    Dean Kamen founded For Inspiration and Recognition of Science and Technology (FIRST)

    Phony Science Gap?

    Posted on February 22, 2006  Comments (25)

    A Phony Science Gap? by Robert Samuelson:

    And the American figures excluded computer science graduates. Adjusted for these differences, the U.S. degrees jump to 222,335. Per million people, the United States graduates slightly more engineers with four-year degrees than China and three times as many as India. The U.S. leads are greater for lesser degrees.

    It is good to see more people using the data from the Duke study we have mentioned previously: USA Under-counting Engineering GraduatesFilling the Engineering Gap. However, I think he misses a big change. It seems to me that the absolute number of graduates each year is the bigger story than that the United States has not lost the percentage of population rate of science and engineering graduates yet. China significantly exceeds the US and that India is close to the US currently in science and engineering graduates. And the trend is dramatically in favor of those countries.
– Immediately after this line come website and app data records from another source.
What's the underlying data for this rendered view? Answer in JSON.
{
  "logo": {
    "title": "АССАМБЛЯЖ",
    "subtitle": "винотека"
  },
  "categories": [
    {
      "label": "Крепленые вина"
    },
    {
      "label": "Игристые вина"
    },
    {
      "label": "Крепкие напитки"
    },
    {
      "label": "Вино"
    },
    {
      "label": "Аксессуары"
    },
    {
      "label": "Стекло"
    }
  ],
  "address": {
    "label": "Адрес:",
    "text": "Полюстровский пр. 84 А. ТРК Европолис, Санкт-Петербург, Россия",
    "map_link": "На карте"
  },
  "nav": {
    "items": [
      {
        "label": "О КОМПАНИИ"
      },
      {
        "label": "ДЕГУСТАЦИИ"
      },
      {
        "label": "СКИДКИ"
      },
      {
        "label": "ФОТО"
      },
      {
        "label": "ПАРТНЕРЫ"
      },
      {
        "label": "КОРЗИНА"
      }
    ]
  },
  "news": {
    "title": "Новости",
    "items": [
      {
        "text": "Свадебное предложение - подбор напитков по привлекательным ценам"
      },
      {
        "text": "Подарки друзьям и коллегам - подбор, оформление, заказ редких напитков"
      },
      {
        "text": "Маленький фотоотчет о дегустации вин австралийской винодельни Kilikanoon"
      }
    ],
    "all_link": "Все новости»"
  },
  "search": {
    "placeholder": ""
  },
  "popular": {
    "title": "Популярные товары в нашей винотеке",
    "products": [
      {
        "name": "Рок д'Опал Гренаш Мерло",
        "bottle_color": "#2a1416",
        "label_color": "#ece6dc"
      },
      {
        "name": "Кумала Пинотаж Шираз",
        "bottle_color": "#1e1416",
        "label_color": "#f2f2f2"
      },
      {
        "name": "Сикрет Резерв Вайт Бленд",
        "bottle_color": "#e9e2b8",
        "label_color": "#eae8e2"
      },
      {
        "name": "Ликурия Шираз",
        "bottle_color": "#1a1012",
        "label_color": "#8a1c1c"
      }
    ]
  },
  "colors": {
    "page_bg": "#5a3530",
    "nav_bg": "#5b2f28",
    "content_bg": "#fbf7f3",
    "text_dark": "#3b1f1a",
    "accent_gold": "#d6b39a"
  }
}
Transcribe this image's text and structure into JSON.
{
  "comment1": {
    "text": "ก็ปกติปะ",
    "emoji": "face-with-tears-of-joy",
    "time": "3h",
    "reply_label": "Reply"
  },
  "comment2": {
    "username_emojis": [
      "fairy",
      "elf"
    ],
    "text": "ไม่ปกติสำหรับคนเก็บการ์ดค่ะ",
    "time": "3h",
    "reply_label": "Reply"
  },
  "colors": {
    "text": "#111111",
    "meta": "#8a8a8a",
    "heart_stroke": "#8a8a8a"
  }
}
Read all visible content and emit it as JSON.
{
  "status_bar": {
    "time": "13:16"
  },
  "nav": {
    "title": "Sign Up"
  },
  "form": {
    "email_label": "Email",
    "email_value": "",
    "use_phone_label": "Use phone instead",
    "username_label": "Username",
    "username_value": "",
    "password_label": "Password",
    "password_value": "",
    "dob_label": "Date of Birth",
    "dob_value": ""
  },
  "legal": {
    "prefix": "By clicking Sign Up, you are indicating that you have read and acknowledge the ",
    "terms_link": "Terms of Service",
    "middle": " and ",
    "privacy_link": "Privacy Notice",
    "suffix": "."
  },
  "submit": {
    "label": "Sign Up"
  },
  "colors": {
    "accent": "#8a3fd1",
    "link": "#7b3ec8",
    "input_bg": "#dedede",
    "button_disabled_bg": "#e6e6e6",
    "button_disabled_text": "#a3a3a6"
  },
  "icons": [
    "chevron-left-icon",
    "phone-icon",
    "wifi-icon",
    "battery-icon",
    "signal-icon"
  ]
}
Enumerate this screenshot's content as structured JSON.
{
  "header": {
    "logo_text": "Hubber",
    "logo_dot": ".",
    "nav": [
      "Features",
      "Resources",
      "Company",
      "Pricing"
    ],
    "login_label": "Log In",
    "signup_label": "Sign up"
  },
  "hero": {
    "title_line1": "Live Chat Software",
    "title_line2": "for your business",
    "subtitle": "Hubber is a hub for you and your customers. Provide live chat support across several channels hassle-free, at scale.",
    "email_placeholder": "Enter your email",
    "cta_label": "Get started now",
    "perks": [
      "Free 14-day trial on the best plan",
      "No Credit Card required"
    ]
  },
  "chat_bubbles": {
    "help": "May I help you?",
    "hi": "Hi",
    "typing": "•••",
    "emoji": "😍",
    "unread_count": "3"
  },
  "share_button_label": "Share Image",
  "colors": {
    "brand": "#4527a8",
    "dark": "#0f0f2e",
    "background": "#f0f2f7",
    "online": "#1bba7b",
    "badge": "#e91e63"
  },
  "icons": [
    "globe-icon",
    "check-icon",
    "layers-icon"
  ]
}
    There has been a Science gap between the United States and the rest of the world. That gap has been between the USA, in the lead, and the rest. That gap has been shrinking for at least 10 years and most likely closer to 20. The rate of the decline in that gap has been increasing and seems likely to continue in that direction.

    Despite an eroding manufacturing base and the threat of “offshoring” of some technical services, there’s a rising demand for science and engineering skills. That may explain higher enrollments and why this “crisis” — like the missile gap — may be phony.

    I wonder what eroding manufacturing base he is referring to? The United States is the world’s largest manufacturer. The United States continues to increase its share of the world manufacturing and increase, incrementally year over year. Yes manufacturing employment has been declining (though manufacturing employment has declined far less in the United States than in China). Granted China has been growing tremendously quickly, but they are still far behind the United States in manufacturing output.
    Read more

    Reducing Antibiotic Use

    Posted on February 22, 2006  Comments (1)

    ‘Natural’ chickens take flight by Elizabeth Weise

    Four of the nation’s top 10 chicken producers have virtually ended a practice that health and activist groups for years charged was causing a public health crisis: feeding broiler chickens low doses of antibiotics to make them grow faster and stay healthy.

    Tyson Foods, Gold Kist, Perdue Farms and Foster Farms say they stopped using antibiotics for growth promotion. In addition to ending a practice that Europe banned and McDonald’s ended a month ago, the four companies also have severely limited antibiotic use for routine disease prevention, though antibiotics are still used to treat disease outbreaks.

    Are health groups against healthy chickens? No. They worry about the danger of creating resistance to antibiotics. Our past, and current, misuse of antibiotics is leading us to a future where our currently effective antibiotics will not be effective.

    Tyson Foods, the nation’s largest chicken producer, has led the way with a 93% reduction, from 853,000 pounds in 1997 to just 59,000 in 2004. In 2004, less than 1% of the company’s broilers received antibiotics, says chief veterinarian Patrick Pilkington.

    Perdue Farms stopped using antibiotics for growth promotion about five years ago. “It became obvious that it was a concern,” says chief veterinarian Bruce Stewart-Brown. Now at any given farm in the system, only one flock in five years receives antibiotics, either to halt a disease outbreak or because birds are threatened with infection, he says.

    Positive steps to reducing our overuse of anti-biotics still leave us with much more to improve.